## Problem statement
For every line in the records that has the word "файла", make a copy.

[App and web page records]
-------
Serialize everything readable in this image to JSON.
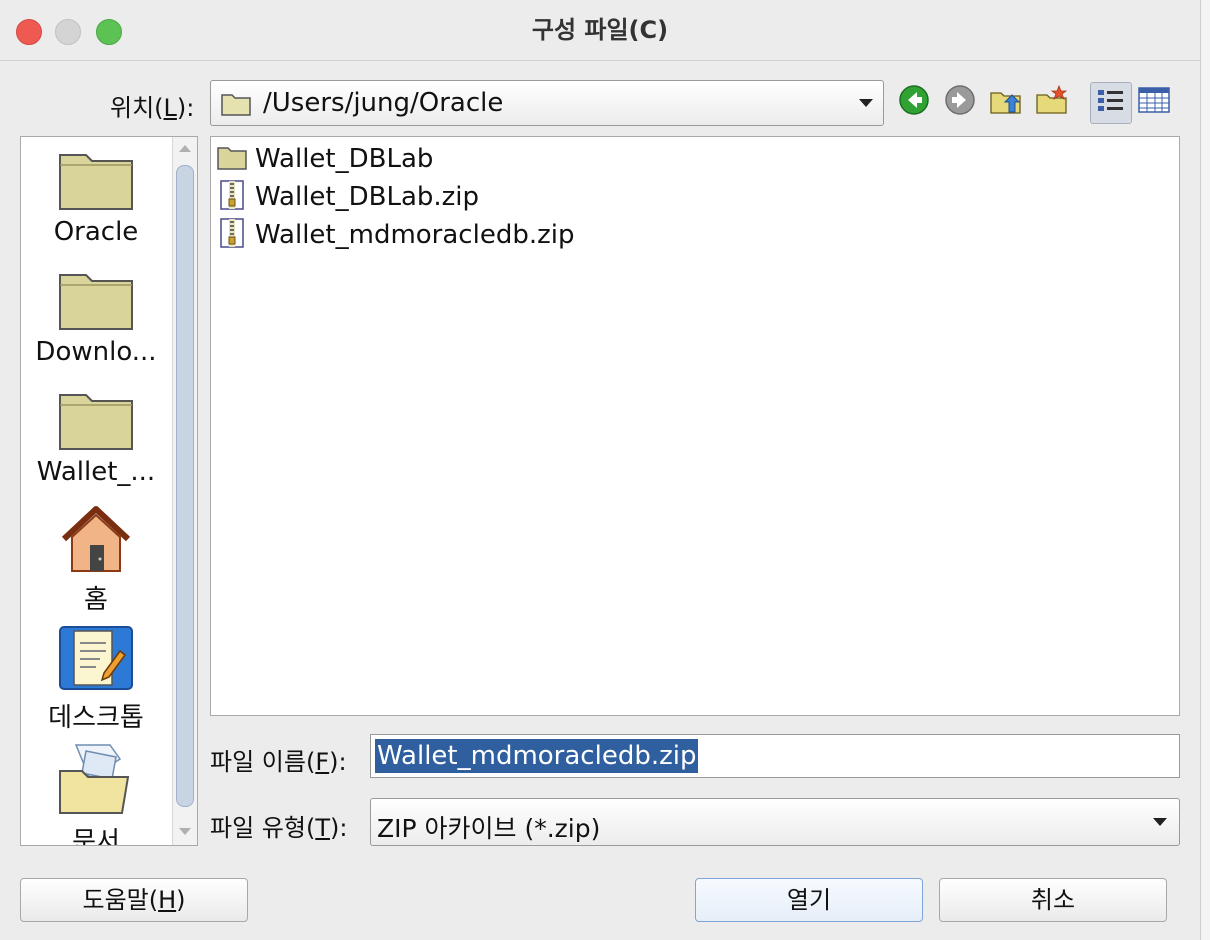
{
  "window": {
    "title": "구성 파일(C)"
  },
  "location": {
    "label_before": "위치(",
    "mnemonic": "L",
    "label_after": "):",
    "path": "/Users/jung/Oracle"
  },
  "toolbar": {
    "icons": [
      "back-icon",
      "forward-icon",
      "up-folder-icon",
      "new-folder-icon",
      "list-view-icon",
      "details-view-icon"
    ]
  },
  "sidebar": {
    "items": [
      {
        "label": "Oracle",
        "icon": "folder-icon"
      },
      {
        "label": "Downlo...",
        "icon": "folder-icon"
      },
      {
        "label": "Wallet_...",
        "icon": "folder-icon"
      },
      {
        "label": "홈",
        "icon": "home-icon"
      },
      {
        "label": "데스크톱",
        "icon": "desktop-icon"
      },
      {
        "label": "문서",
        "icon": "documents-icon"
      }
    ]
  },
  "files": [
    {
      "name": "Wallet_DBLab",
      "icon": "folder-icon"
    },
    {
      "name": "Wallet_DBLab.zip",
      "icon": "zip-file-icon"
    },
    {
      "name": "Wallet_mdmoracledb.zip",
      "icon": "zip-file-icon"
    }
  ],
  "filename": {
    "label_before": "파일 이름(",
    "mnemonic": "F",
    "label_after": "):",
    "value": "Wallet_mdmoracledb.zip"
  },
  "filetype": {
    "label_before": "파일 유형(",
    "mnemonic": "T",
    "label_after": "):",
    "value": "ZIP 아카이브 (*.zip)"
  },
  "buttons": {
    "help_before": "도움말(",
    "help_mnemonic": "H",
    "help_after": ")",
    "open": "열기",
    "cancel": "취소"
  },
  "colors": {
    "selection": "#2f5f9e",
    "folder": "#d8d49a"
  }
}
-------
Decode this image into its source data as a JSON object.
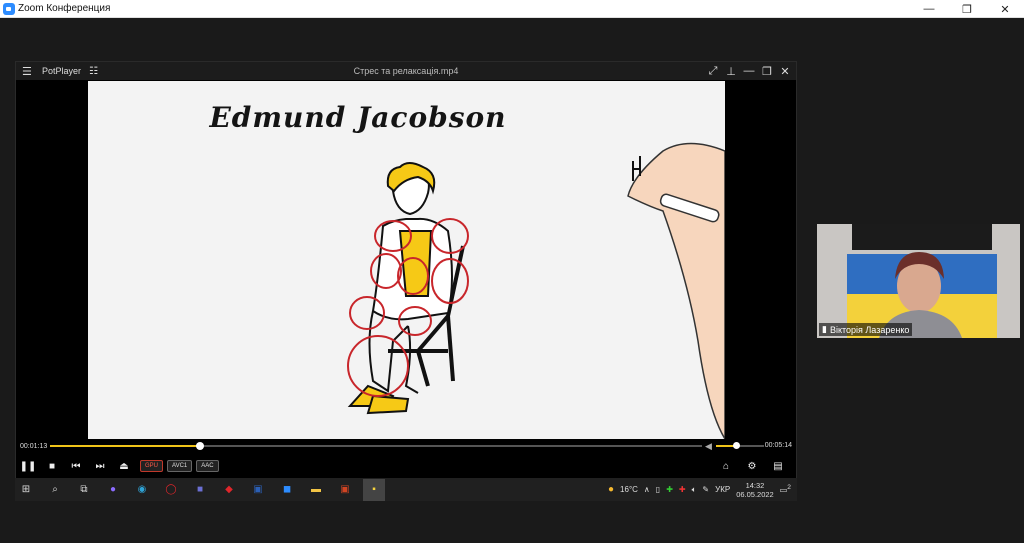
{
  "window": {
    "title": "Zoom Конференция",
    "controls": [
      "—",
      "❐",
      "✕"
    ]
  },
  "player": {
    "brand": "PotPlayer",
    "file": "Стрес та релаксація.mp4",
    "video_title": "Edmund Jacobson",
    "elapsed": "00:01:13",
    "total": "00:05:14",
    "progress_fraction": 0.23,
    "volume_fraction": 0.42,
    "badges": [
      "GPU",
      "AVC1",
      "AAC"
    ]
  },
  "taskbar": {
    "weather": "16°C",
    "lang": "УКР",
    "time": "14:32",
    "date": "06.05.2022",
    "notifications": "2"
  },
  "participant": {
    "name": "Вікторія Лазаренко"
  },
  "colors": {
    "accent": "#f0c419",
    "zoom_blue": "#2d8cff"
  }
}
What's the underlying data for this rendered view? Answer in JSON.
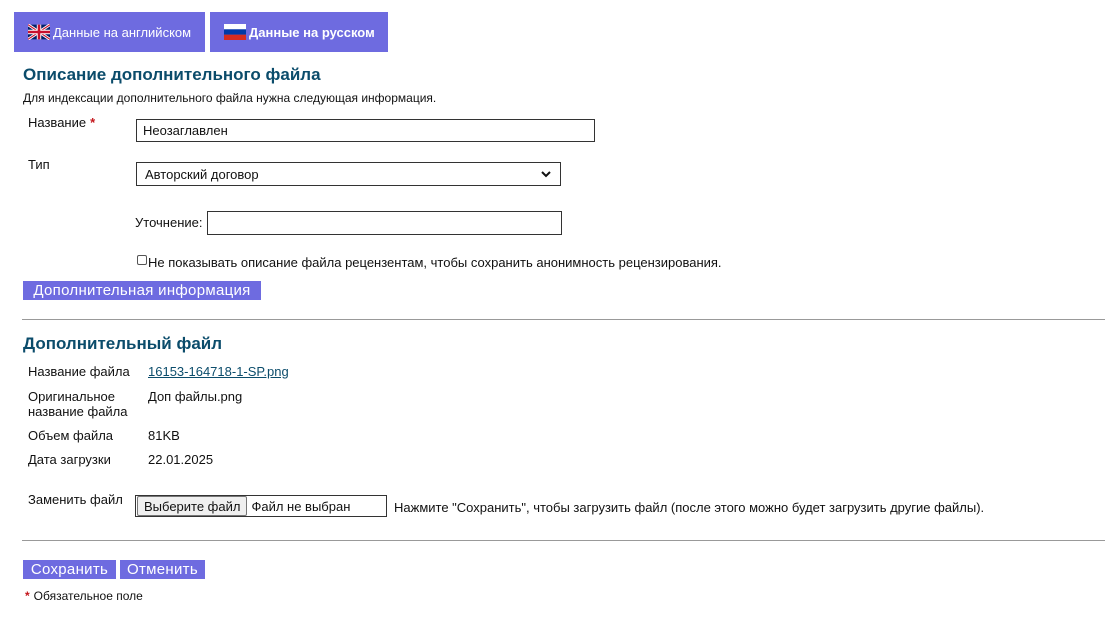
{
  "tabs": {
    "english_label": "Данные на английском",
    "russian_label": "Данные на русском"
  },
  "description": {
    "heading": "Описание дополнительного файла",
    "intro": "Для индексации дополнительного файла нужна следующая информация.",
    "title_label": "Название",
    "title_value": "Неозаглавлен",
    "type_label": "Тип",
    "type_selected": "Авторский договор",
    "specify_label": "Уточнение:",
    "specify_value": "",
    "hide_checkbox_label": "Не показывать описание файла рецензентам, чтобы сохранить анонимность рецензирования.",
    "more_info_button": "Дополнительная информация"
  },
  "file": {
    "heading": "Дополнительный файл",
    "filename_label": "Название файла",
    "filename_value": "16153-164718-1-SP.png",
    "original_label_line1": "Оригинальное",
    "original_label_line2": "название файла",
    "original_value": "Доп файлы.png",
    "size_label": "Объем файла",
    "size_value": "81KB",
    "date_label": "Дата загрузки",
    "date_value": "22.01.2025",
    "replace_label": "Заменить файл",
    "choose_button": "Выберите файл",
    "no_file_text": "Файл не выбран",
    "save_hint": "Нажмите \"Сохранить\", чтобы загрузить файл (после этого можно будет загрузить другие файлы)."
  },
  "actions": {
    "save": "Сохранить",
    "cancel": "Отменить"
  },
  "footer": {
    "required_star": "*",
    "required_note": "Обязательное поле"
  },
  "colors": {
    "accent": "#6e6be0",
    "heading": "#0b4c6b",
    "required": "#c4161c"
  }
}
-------
## Expected answer
    "heading": "Описание дополнительного файла",
    "intro": "Для индексации дополнительного файла нужна следующая информация.",
    "hide_checkbox_label": "Не показывать описание файла рецензентам, чтобы сохранить анонимность рецензирования.",
    "filename_label": "Название файла",
    "original_label_line2": "название файла",
    "size_label": "Объем файла",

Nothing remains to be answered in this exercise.